*What is expected*
An identical copy of every entry below is the required output.

*Information given*
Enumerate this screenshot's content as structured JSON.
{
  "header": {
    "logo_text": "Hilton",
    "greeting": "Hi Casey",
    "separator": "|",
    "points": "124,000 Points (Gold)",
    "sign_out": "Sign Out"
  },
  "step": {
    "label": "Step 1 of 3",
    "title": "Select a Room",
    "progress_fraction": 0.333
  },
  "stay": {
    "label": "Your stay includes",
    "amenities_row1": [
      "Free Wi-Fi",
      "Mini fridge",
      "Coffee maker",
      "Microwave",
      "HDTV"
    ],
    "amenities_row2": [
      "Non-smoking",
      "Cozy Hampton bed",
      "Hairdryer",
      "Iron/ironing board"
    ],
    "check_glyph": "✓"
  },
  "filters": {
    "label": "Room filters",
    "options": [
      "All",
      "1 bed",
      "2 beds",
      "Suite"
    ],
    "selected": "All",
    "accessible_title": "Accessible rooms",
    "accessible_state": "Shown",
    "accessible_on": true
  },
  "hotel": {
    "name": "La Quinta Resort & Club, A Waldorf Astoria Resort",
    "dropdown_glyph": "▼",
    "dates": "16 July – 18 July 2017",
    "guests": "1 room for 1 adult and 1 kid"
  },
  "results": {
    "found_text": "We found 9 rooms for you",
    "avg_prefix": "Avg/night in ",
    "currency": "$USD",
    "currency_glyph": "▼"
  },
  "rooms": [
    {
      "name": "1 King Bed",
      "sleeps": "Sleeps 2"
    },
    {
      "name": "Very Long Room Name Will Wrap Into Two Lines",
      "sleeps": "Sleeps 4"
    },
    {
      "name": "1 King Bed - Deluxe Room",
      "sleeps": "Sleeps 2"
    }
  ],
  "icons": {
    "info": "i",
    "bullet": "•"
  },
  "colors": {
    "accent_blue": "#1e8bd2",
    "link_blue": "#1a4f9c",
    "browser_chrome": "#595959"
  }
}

*Written solution*
Enumerate this screenshot's content as structured JSON.
{
  "header": {
    "logo_text": "Hilton",
    "greeting": "Hi Casey",
    "separator": "|",
    "points": "124,000 Points (Gold)",
    "sign_out": "Sign Out"
  },
  "step": {
    "label": "Step 1 of 3",
    "title": "Select a Room",
    "progress_fraction": 0.333
  },
  "stay": {
    "label": "Your stay includes",
    "amenities_row1": [
      "Free Wi-Fi",
      "Mini fridge",
      "Coffee maker",
      "Microwave",
      "HDTV"
    ],
    "amenities_row2": [
      "Non-smoking",
      "Cozy Hampton bed",
      "Hairdryer",
      "Iron/ironing board"
    ],
    "check_glyph": "✓"
  },
  "filters": {
    "label": "Room filters",
    "options": [
      "All",
      "1 bed",
      "2 beds",
      "Suite"
    ],
    "selected": "All",
    "accessible_title": "Accessible rooms",
    "accessible_state": "Shown",
    "accessible_on": true
  },
  "hotel": {
    "name": "La Quinta Resort & Club, A Waldorf Astoria Resort",
    "dropdown_glyph": "▼",
    "dates": "16 July – 18 July 2017",
    "guests": "1 room for 1 adult and 1 kid"
  },
  "results": {
    "found_text": "We found 9 rooms for you",
    "avg_prefix": "Avg/night in ",
    "currency": "$USD",
    "currency_glyph": "▼"
  },
  "rooms": [
    {
      "name": "1 King Bed",
      "sleeps": "Sleeps 2"
    },
    {
      "name": "Very Long Room Name Will Wrap Into Two Lines",
      "sleeps": "Sleeps 4"
    },
    {
      "name": "1 King Bed - Deluxe Room",
      "sleeps": "Sleeps 2"
    }
  ],
  "icons": {
    "info": "i",
    "bullet": "•"
  },
  "colors": {
    "accent_blue": "#1e8bd2",
    "link_blue": "#1a4f9c",
    "browser_chrome": "#595959"
  }
}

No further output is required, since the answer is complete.